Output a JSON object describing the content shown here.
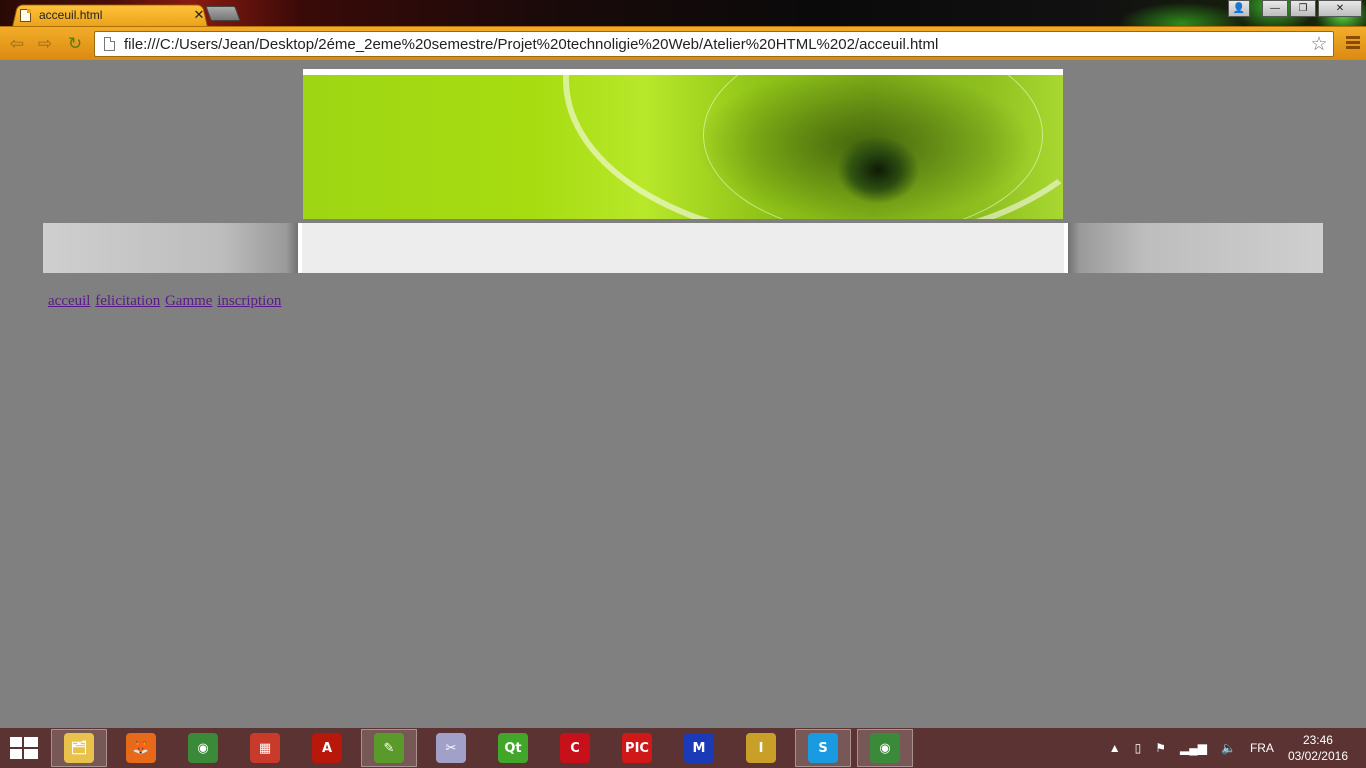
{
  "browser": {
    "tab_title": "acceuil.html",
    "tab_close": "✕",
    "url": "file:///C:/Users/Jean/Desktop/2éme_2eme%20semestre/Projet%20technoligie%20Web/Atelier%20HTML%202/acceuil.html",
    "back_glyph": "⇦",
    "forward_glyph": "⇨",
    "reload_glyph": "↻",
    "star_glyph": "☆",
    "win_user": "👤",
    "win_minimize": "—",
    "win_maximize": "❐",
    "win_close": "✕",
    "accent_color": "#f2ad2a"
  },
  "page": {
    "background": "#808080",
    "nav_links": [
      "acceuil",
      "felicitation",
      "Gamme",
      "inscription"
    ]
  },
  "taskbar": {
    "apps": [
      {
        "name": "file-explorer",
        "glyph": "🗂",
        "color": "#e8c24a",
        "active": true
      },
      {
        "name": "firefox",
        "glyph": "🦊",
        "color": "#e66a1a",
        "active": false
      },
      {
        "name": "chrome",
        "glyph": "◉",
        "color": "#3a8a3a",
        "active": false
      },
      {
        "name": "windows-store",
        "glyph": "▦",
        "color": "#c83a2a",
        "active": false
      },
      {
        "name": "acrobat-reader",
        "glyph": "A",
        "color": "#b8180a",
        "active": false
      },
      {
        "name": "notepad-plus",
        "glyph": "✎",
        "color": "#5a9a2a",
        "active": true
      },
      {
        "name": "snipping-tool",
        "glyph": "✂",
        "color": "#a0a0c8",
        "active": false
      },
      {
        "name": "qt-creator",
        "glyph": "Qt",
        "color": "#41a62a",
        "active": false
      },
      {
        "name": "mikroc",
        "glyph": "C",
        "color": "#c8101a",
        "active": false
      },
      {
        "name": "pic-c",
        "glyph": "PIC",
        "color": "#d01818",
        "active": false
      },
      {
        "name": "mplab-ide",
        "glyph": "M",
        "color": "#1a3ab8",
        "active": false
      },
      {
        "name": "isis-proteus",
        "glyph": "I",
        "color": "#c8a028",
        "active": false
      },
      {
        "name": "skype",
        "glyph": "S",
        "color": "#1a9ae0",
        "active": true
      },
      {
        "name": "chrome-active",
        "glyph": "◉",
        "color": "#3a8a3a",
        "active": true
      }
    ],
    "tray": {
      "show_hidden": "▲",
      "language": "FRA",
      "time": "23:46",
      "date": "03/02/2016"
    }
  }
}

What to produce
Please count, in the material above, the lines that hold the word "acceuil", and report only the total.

Solution for this problem
3